In most cases, the period of probation lasts several years and does nothing to rehabilitate an inmate or reduce the high costs.
It should be noted that all the state prisons in California have a large population of parole violators.
As stated, California Assembly Bill 1950 substantially changes probation time periods. In other words, it shortens the period of probation:
- misdemeanor probation term is now one year;
- felony probation term is now two years.
AB 1950 is a probation reform bill covering many crimes, including some drug offenses.
What Types of Crimes Are NOT Changed by AB 1950?
AB 1950 does NOT reduce probation time for certain type of convictions:
- violent and serious felony cases defined under Penal Code 667.5 PC that normally fall under California's three-strikes law;
- some financial crimes where the amount of loss exceeds $25,000;
- some felony or misdemeanor offenses in the Penal Code containing specific probationary periods.
The most common California crimes NOT impacted by AB 1950 include:
- Penal Code 422 PC – criminal threats,
- Penal Code 273.6 PC – violate a restraining order,
- Penal Code 273.5 PC – corporal injury to a spouse,
- Penal Code 273d PC – child abuse,
- Penal Code 261 PC – rape,
- Penal Code 261.5 PC – statutory rape,
- Penal Code 187 PC – murder
- Penal Code 664/187 PC – attempted murder,
- Penal Code 207 PC – kidnapping,
- Penal Code 215 PC – carjacking,
- Penal Code 192(a) PC – voluntary manslaughter,
- Penal Code 211 PC – robbery,
- Penal Code 459 PC – first-degree burglary,
In spite of these exceptions listed above, AB-1950 provides significant benefits to most probationers, especially in felony cases.
Is California AB 1950 Retroactive?
Since Assembly Bill 1950 was enacted, there have some appellate cases that confirm that the changes to probation time limits are retroactive.
One of these cases considered was the Los Angeles Superior Court's Appellate Department case of People v. Burton.
In this case, he was found guilty after a jury trial of violating the City's Municipal Code over building safety. He was found guilty and placed on a three-year period of summary probation.
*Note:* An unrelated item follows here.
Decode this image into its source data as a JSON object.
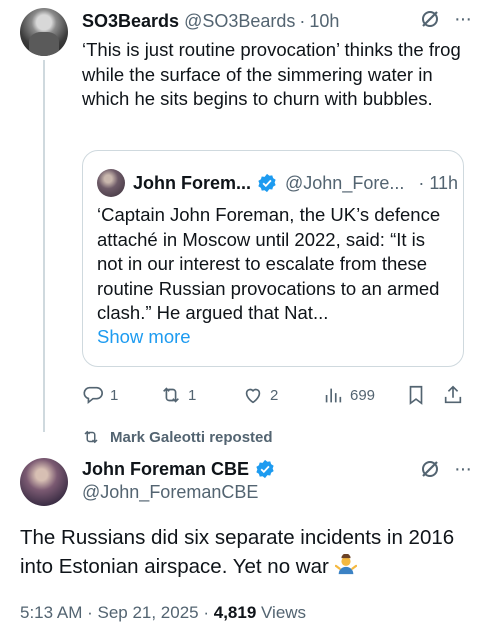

Burton made an appeal that some of the conditions of probation were in violation of his Fifth Amendment rights.
While the appeal was pending in court, the governor signed into law AB-1950 that reduced the maximum misdemeanor probation term to one year.
Burton claimed the change in the law retroactively entitled him to some relief.
This claim was relevant to the Estrada doctrine which says when a state legislature amends a criminal statute reducing punishment, then the courts will presume the changes apply retroactively to all cases where judgement is not final.
The appeals court decided that his summary probation did qualify as punishment and ordered that his and the 36-month probation had to be vacated.
Criminal Defense for California Crimes
As stated, these changes under AB 1950 took effect on January 1, 2021. If you are convicted of a misdemeanor or felony crime after this date, it could impact the length of probation. If convicted before this date, it could be retroactive as explained above.
Whether AB 1950 will apply to your criminal case has to evaluated on a case-by-case basis depending on the specific details.
If you are currently on probation, or considering accepting an offer of probation by the prosecutor in a California criminal case, contact our team of criminal defense attorneys for a consultation.
If you have reason to believe your probation period could be terminated pursuant to AB 1950, call our law form to discuss the case.
The criminal defense law firm of Cron, Israels & Stark can help you determine whether you are eligible to have your probation period reduced.
We serve people throughout Southern California from our have two office locations in Los Angeles County. Contact our office for a free consultation at (424) 372-3112.